As you just finished to configure your sudoers to execute a remote command without a password through an ssh connection you are now getting the error sudo: sorry, you must have a tty to run sudo.
This post covers the basics of
tty meaning before getting into how to fix or workaround this
tty related errors.
👉 Not your issue? Check my post on this other common error: sudo: no tty present and no askpass program specified.
sudo is a command line programm that allow users to run programms with the security privileges of another user or group which default to the superuser (i.e.
root). The command name originally meant superuser do. You will often see the term
sudoers which refers to your sudo users or the sudo configuration file which is generally located at
TTY stand for teletypewriter which comes through a long history before the computer era. Nowadays, the
tty command is used to provide the file name of the terminal connected to the standard input, example:
What is ‘sudo: sorry, you must have a tty to run sudo’?
The error message sudo: sorry, you must have a tty to run sudo will occur when the
sudo command is trying to execute a command that requires a
tty. It is most-likely happening because you are running on a Linux distribution with
sudo configured by default to require a
sudo commands to run from a real
tty was generally done as a matter of security concern. In reality, this does not provide any real security benefit. This is generally enforced by setting
Defaults requiretty in the
Some Linux distributions have been known to have this as a default configuration. RedHat just recently removed this from Fedora and REHL, see Bug 1020147.
How to solve ‘sudo: sorry, you must have a tty to run sudo’?
Disable the Tty Requirement
You can either disable
requiretty globally or for a single
sudo user, group, or command.
To disable this feature globally, replace
Defaults requiretty by
Defaults !requiretty in your
Alternatively, to change this configuration at a per user, per group or per command basis, you can suffix the
Defaults word with the appropriate user, group, or command as in the example below.
Defaults!/path/to/my/bin !requiretty Defaults:myuser !requiretty
Workaround a Tty Requirement by Using a Pseudo-tty
In order to use a pseudo-tty you will need to connect by ssh using the
-t options. Example:
ssh -t user@myhost sudo mycommand.
-t Force pseudo-tty allocation. This can be used to execute arbitrary screen-based programs on a remote machine, which can be very useful, e.g. when implementing menu services. Multiple -t options force tty allocation, even if ssh has no local tty.
⚠️ If you encounter the error

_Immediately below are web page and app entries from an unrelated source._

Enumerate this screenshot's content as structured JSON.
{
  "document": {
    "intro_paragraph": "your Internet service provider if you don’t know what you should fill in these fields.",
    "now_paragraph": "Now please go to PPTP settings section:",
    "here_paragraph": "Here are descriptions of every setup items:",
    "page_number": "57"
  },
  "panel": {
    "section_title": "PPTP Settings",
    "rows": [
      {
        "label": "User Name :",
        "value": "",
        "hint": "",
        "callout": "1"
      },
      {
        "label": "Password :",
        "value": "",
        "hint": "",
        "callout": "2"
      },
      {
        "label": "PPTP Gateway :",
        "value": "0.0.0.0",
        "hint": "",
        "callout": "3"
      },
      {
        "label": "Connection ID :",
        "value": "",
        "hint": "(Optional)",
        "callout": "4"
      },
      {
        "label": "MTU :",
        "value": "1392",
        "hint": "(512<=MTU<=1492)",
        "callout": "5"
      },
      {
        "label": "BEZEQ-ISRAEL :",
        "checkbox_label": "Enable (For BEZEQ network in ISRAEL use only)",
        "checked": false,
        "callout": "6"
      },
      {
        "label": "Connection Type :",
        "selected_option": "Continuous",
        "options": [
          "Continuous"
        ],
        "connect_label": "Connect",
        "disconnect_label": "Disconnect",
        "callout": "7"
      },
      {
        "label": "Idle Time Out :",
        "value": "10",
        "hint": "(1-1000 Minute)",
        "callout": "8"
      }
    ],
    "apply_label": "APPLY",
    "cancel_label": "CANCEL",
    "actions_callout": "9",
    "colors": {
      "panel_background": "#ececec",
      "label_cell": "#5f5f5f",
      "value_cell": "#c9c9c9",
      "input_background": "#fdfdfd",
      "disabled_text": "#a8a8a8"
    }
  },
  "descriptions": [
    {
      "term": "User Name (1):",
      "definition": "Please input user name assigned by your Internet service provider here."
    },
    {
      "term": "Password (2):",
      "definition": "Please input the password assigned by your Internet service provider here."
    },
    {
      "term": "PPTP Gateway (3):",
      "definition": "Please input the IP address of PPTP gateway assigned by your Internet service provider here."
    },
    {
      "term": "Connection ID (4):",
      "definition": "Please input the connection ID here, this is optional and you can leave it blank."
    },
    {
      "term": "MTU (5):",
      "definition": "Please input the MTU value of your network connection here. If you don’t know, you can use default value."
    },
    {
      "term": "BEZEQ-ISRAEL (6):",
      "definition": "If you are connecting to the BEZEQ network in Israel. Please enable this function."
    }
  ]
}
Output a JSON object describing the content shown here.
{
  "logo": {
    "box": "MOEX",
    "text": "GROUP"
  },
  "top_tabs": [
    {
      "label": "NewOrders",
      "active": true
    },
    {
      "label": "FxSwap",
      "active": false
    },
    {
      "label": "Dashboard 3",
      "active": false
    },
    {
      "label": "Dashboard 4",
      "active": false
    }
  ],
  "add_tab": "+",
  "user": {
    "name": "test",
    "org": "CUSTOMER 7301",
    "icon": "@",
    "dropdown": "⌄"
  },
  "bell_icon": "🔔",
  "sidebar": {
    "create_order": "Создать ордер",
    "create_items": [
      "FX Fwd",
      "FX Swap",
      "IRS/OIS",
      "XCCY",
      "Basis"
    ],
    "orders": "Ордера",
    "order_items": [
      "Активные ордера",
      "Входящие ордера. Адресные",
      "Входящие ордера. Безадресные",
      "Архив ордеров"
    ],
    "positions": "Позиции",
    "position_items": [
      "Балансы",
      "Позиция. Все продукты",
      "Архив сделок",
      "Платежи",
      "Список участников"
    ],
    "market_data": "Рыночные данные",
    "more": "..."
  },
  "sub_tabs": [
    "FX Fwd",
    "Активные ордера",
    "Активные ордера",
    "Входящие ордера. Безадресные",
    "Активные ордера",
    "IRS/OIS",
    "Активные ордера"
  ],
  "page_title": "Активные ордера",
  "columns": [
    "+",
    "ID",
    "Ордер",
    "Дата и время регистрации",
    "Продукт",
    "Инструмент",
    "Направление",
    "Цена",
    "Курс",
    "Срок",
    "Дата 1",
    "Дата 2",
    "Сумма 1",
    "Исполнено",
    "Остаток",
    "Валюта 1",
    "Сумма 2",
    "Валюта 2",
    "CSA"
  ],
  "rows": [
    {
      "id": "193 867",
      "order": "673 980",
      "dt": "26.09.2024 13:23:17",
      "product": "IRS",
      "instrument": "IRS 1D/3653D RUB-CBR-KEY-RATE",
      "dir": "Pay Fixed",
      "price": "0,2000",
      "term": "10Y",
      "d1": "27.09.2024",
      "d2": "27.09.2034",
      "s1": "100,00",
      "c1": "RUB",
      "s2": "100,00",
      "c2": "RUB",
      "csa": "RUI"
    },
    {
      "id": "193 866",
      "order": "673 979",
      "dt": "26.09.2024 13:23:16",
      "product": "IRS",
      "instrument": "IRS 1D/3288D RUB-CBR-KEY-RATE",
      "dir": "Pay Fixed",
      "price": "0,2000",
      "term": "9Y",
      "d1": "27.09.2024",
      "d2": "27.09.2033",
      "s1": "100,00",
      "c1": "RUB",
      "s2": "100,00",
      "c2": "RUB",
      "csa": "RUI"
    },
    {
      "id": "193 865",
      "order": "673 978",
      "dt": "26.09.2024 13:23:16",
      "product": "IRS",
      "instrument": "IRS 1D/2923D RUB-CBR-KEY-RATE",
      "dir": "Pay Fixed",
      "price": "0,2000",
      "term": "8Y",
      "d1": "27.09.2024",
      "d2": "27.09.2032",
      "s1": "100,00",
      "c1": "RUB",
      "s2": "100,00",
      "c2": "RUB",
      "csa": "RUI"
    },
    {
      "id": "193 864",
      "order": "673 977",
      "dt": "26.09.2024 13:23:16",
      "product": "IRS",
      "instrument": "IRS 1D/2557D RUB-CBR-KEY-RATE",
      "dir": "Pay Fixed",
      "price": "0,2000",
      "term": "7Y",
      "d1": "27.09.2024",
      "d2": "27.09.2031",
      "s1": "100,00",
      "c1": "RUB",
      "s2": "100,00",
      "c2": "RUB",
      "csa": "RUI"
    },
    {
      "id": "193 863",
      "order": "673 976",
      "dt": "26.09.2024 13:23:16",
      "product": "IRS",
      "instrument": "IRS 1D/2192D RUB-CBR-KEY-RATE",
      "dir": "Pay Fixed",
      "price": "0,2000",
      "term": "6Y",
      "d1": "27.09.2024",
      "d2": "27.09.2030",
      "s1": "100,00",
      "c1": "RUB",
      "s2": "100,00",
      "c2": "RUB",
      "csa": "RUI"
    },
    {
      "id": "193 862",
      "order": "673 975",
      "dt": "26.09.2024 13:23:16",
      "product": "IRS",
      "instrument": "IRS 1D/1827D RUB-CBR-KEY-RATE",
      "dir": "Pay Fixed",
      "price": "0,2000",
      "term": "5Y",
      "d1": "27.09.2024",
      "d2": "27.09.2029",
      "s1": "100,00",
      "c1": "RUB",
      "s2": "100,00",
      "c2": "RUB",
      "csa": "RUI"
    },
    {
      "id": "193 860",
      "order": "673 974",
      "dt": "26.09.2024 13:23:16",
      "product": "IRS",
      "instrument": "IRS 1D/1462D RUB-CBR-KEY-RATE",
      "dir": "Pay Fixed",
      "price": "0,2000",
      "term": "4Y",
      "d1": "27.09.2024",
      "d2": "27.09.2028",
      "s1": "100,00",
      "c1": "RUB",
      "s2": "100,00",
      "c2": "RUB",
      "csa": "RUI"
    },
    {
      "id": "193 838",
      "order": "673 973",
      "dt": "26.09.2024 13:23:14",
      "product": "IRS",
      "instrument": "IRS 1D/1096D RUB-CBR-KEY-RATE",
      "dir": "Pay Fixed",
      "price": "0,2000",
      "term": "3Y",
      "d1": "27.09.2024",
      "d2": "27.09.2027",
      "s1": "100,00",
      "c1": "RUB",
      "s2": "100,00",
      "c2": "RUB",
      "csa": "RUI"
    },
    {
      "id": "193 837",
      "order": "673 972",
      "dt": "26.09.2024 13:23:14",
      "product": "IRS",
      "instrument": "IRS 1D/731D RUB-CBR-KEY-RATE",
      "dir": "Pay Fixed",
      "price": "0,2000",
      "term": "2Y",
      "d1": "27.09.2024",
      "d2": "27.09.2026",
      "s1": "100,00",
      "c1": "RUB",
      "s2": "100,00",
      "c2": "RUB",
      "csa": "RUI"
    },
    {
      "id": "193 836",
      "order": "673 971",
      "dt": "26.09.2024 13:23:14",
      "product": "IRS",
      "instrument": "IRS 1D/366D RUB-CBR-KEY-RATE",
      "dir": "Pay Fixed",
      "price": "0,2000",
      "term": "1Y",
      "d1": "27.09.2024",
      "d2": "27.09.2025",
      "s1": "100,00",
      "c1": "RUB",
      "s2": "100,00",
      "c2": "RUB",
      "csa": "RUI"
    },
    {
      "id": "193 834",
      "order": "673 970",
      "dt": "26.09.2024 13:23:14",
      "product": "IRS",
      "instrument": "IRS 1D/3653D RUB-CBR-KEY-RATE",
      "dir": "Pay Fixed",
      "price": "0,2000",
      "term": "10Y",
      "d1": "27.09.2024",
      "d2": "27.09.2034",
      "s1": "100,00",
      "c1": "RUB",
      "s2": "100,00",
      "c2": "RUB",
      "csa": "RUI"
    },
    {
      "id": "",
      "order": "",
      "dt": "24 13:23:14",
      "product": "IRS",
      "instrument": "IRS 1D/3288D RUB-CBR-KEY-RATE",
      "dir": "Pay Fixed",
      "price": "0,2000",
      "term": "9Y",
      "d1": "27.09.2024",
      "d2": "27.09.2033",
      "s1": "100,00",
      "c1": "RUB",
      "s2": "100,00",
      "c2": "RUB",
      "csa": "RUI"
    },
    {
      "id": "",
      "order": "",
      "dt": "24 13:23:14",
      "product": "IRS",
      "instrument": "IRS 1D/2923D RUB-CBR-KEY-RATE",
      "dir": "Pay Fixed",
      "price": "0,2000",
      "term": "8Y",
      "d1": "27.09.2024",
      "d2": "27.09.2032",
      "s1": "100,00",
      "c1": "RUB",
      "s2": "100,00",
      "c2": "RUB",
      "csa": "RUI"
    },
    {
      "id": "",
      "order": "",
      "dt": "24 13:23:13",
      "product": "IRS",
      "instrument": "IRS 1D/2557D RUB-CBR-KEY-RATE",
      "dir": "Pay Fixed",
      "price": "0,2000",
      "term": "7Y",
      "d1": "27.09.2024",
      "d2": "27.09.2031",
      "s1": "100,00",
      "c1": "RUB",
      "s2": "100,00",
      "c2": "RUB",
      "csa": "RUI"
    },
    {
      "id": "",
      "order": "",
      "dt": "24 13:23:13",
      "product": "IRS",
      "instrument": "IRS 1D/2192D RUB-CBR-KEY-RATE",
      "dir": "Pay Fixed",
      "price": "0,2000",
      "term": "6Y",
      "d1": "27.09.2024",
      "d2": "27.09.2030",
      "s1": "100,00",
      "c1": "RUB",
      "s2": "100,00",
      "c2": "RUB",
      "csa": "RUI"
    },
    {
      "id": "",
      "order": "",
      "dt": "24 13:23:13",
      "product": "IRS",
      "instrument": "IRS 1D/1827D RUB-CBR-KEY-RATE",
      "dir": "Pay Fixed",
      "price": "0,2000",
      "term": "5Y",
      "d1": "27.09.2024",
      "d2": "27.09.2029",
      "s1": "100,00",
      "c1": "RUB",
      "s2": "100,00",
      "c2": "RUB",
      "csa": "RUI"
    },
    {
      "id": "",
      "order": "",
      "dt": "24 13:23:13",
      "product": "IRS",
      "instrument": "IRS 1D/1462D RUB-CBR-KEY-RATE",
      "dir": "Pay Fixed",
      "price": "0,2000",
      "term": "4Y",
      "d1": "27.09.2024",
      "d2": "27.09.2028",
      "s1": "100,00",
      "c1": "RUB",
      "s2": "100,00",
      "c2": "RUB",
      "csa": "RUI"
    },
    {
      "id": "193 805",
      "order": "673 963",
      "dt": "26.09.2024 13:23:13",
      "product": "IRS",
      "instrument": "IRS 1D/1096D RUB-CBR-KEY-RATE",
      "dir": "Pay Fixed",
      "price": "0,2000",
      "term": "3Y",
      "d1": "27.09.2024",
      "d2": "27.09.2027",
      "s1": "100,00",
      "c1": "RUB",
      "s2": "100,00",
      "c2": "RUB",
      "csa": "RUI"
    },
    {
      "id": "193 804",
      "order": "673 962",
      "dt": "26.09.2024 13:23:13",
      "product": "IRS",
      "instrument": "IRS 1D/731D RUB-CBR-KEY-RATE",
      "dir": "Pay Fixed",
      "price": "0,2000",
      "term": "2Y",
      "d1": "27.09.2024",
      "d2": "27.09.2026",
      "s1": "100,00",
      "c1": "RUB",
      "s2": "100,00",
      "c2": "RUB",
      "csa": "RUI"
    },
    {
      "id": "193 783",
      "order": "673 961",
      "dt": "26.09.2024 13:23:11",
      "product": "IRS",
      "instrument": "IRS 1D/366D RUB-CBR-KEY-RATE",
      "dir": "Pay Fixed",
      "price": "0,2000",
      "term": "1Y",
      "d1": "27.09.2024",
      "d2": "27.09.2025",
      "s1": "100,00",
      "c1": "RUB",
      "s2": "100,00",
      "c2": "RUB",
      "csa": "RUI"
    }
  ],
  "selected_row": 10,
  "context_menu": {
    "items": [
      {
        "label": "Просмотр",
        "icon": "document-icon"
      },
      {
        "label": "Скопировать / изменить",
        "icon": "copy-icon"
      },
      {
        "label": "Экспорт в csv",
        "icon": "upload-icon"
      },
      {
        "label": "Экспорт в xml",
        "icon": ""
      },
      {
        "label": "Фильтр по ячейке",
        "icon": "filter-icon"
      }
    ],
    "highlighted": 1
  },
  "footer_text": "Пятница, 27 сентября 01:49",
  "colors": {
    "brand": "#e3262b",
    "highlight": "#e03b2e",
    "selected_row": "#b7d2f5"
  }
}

Pseudo-terminal will not be allocated because stdin is not a terminal., then you will need to use
-ttto force a pseudo-terminal. If you don’t need a pseudo-terminal, then use
-Twhich would simply disable pseudo-tty allocation.